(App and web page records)
---

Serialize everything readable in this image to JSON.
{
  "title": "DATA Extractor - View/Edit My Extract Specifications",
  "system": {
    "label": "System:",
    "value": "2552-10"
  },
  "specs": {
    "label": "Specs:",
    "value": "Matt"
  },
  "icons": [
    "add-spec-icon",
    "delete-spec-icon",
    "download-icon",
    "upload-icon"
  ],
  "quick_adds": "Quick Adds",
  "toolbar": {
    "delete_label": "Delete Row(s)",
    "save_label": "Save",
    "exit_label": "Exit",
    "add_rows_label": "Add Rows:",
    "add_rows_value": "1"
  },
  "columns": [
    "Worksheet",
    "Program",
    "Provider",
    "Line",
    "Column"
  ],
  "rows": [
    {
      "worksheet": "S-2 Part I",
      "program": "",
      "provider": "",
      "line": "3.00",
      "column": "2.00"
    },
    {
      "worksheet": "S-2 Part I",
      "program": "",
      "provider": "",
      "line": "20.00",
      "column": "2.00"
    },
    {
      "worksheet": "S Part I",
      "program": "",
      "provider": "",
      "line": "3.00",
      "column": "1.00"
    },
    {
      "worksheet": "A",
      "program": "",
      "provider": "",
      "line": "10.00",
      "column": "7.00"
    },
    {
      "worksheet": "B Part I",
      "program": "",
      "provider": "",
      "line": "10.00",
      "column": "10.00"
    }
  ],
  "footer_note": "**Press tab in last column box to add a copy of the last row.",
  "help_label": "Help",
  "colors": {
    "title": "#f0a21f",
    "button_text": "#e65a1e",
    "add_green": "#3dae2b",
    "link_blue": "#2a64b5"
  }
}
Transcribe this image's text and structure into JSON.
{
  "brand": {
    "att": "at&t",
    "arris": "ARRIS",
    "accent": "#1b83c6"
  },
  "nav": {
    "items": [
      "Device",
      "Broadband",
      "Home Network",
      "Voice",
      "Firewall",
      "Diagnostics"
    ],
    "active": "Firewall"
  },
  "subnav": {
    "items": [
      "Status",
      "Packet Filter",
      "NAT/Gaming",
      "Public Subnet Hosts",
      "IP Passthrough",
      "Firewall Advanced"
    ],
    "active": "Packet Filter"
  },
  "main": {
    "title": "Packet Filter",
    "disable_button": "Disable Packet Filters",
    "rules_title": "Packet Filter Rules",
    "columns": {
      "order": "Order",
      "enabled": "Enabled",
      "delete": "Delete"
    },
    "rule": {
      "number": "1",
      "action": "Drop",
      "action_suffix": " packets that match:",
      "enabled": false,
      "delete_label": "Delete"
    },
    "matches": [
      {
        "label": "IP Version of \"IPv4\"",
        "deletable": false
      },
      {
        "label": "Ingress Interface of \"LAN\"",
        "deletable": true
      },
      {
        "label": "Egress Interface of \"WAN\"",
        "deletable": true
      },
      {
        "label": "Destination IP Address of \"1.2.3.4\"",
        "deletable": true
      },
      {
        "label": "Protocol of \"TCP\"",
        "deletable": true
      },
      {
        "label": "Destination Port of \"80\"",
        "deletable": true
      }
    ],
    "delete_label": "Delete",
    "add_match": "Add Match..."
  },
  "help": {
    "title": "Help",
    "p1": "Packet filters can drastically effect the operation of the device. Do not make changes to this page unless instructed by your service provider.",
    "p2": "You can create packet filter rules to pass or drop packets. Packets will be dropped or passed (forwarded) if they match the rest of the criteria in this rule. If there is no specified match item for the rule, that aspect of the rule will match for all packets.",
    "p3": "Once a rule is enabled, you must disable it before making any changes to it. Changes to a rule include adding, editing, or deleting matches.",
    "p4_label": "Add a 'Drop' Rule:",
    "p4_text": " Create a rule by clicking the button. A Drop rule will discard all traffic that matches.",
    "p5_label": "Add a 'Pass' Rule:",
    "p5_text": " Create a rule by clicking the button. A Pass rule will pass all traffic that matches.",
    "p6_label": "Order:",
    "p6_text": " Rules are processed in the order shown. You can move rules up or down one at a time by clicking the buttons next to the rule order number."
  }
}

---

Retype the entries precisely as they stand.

SOLUTION TO THIS EXERCISE:
Serialize everything readable in this image to JSON.
{
  "title": "DATA Extractor - View/Edit My Extract Specifications",
  "system": {
    "label": "System:",
    "value": "2552-10"
  },
  "specs": {
    "label": "Specs:",
    "value": "Matt"
  },
  "icons": [
    "add-spec-icon",
    "delete-spec-icon",
    "download-icon",
    "upload-icon"
  ],
  "quick_adds": "Quick Adds",
  "toolbar": {
    "delete_label": "Delete Row(s)",
    "save_label": "Save",
    "exit_label": "Exit",
    "add_rows_label": "Add Rows:",
    "add_rows_value": "1"
  },
  "columns": [
    "Worksheet",
    "Program",
    "Provider",
    "Line",
    "Column"
  ],
  "rows": [
    {
      "worksheet": "S-2 Part I",
      "program": "",
      "provider": "",
      "line": "3.00",
      "column": "2.00"
    },
    {
      "worksheet": "S-2 Part I",
      "program": "",
      "provider": "",
      "line": "20.00",
      "column": "2.00"
    },
    {
      "worksheet": "S Part I",
      "program": "",
      "provider": "",
      "line": "3.00",
      "column": "1.00"
    },
    {
      "worksheet": "A",
      "program": "",
      "provider": "",
      "line": "10.00",
      "column": "7.00"
    },
    {
      "worksheet": "B Part I",
      "program": "",
      "provider": "",
      "line": "10.00",
      "column": "10.00"
    }
  ],
  "footer_note": "**Press tab in last column box to add a copy of the last row.",
  "help_label": "Help",
  "colors": {
    "title": "#f0a21f",
    "button_text": "#e65a1e",
    "add_green": "#3dae2b",
    "link_blue": "#2a64b5"
  }
}
Transcribe this image's text and structure into JSON.
{
  "brand": {
    "att": "at&t",
    "arris": "ARRIS",
    "accent": "#1b83c6"
  },
  "nav": {
    "items": [
      "Device",
      "Broadband",
      "Home Network",
      "Voice",
      "Firewall",
      "Diagnostics"
    ],
    "active": "Firewall"
  },
  "subnav": {
    "items": [
      "Status",
      "Packet Filter",
      "NAT/Gaming",
      "Public Subnet Hosts",
      "IP Passthrough",
      "Firewall Advanced"
    ],
    "active": "Packet Filter"
  },
  "main": {
    "title": "Packet Filter",
    "disable_button": "Disable Packet Filters",
    "rules_title": "Packet Filter Rules",
    "columns": {
      "order": "Order",
      "enabled": "Enabled",
      "delete": "Delete"
    },
    "rule": {
      "number": "1",
      "action": "Drop",
      "action_suffix": " packets that match:",
      "enabled": false,
      "delete_label": "Delete"
    },
    "matches": [
      {
        "label": "IP Version of \"IPv4\"",
        "deletable": false
      },
      {
        "label": "Ingress Interface of \"LAN\"",
        "deletable": true
      },
      {
        "label": "Egress Interface of \"WAN\"",
        "deletable": true
      },
      {
        "label": "Destination IP Address of \"1.2.3.4\"",
        "deletable": true
      },
      {
        "label": "Protocol of \"TCP\"",
        "deletable": true
      },
      {
        "label": "Destination Port of \"80\"",
        "deletable": true
      }
    ],
    "delete_label": "Delete",
    "add_match": "Add Match..."
  },
  "help": {
    "title": "Help",
    "p1": "Packet filters can drastically effect the operation of the device. Do not make changes to this page unless instructed by your service provider.",
    "p2": "You can create packet filter rules to pass or drop packets. Packets will be dropped or passed (forwarded) if they match the rest of the criteria in this rule. If there is no specified match item for the rule, that aspect of the rule will match for all packets.",
    "p3": "Once a rule is enabled, you must disable it before making any changes to it. Changes to a rule include adding, editing, or deleting matches.",
    "p4_label": "Add a 'Drop' Rule:",
    "p4_text": " Create a rule by clicking the button. A Drop rule will discard all traffic that matches.",
    "p5_label": "Add a 'Pass' Rule:",
    "p5_text": " Create a rule by clicking the button. A Pass rule will pass all traffic that matches.",
    "p6_label": "Order:",
    "p6_text": " Rules are processed in the order shown. You can move rules up or down one at a time by clicking the buttons next to the rule order number."
  }
}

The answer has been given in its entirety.